Cape Perpetua- Cape Perpetua is a large forested headland on the central Oregon Coast which projects into the Pacific Ocean. It’s part of the Siuslaw National Forest and it is a great place to experience towering trees looming through a coastal fog, frothy surf crashing upon jagged shores, and majestic headlands offering clear views for miles.
Cook’s Chasm- This huge fissure in the basalt causes stormy seas to make a grand, spurting impression, shooting sea water high into the air. Meanwhile, visitors can explore the sea goo-covered areas near the water’s edge.
Thor’s Well- Also known as the drainpipe of the Pacific, the well is actually a hole in the rock that only appears to drain water from the ocean. In reality the huge hole is likely only around 20 feet deep. Even if the well is not quite as magic as it seems, it still manages to produce amazing sights (though not for the faint of heart!).
Bob Creek- At this beach’s northern end, a creek sometimes blocks access to the rocky slabs at this end of this varied and intriguing spot. There are numerous tidepools and gooey sea objects to explore over there. On the southern side, the cobblestones and small, pointy rocks become more dominant.
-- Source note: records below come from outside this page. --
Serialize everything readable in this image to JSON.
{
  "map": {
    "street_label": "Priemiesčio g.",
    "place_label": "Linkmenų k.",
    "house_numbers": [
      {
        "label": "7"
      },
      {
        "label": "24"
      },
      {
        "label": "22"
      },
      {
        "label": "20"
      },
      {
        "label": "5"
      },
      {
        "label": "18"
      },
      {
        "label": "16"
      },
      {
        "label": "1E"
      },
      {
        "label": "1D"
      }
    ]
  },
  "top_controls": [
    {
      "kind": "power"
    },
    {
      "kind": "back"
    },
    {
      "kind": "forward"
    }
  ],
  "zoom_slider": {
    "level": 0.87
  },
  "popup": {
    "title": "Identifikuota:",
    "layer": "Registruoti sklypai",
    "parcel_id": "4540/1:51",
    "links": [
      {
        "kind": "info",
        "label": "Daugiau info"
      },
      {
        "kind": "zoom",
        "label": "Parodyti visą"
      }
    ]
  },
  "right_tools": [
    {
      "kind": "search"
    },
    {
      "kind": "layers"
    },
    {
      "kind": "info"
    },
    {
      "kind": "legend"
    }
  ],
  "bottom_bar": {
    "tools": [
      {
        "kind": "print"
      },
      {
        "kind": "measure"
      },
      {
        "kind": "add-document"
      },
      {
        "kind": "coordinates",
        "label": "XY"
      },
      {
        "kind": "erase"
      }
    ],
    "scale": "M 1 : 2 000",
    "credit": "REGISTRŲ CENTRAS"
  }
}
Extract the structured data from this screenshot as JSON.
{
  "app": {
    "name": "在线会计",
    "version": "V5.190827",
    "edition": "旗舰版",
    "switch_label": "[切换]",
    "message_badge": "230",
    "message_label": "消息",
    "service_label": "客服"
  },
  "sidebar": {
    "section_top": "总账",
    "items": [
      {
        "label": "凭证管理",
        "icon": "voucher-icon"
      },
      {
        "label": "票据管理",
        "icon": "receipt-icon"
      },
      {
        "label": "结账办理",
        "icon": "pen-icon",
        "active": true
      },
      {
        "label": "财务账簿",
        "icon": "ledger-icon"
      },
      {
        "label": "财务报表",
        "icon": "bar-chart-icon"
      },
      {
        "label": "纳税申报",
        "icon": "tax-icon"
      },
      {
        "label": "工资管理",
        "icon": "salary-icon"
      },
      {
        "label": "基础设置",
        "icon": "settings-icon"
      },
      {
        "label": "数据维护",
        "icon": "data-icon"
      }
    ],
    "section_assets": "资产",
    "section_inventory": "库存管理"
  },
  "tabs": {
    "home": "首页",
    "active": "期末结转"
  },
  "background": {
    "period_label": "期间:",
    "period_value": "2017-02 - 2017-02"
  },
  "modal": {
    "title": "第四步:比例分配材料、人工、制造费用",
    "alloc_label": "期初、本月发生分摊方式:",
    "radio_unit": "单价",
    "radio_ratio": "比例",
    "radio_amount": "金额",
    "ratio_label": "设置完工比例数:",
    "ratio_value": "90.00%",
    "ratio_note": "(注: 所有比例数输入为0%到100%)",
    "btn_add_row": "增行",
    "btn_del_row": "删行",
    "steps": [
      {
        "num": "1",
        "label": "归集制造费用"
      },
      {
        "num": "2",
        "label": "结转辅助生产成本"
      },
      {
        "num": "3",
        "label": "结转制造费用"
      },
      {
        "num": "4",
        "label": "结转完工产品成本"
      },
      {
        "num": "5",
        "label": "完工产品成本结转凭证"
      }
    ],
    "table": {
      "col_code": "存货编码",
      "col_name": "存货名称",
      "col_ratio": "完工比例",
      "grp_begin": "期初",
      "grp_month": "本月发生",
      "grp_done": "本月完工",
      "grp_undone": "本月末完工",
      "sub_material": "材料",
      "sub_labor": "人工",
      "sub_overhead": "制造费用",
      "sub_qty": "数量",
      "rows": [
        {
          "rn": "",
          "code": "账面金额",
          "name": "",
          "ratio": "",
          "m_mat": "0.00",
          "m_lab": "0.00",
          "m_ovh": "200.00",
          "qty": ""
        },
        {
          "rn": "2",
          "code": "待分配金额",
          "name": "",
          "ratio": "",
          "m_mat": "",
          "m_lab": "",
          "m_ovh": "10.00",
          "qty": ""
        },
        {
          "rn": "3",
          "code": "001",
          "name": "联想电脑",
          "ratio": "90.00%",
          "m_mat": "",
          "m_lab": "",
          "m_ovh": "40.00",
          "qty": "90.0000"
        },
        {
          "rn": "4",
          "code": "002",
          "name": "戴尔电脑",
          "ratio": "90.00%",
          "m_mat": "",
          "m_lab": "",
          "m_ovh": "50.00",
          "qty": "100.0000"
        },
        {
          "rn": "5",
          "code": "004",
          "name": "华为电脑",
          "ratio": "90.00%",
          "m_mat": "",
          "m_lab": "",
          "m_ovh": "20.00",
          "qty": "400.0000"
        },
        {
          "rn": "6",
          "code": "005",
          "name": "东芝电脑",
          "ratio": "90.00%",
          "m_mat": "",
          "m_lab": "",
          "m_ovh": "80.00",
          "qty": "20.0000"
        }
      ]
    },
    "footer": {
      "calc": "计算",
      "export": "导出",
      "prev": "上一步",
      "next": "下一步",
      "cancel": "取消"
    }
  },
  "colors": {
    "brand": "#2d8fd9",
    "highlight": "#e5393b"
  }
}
Agates and tide pool creatures are a big attraction, especially across the creek.
Next we will visit the Historic Old Town district of Florence, an inland coastal village originally built on docks lining the Siuslaw river banks. With Florence’s long time logging and fishing history, it was positioned perfectly between the coastal forest range and the Pacific ocean, taking advantage of the easy river access.
Florence and the Siuslaw river are the Northern border of the Oregon Dunes National Recreation Area spanning 40 miles south along the Pacific with dunes as high as 500 feet. The Oregon Dunes are a unique area of windswept sand that is the result of millions of years of wind and rain erosion on the Oregon Coast. These are the largest expanse of coastal sand dunes in North America. The dunes provide numerous recreational opportunities including off-road vehicle use, hiking, photography, fishing, canoeing, horseback riding, and camping.
Return to Eugene
Meals included: Breakfast at hotel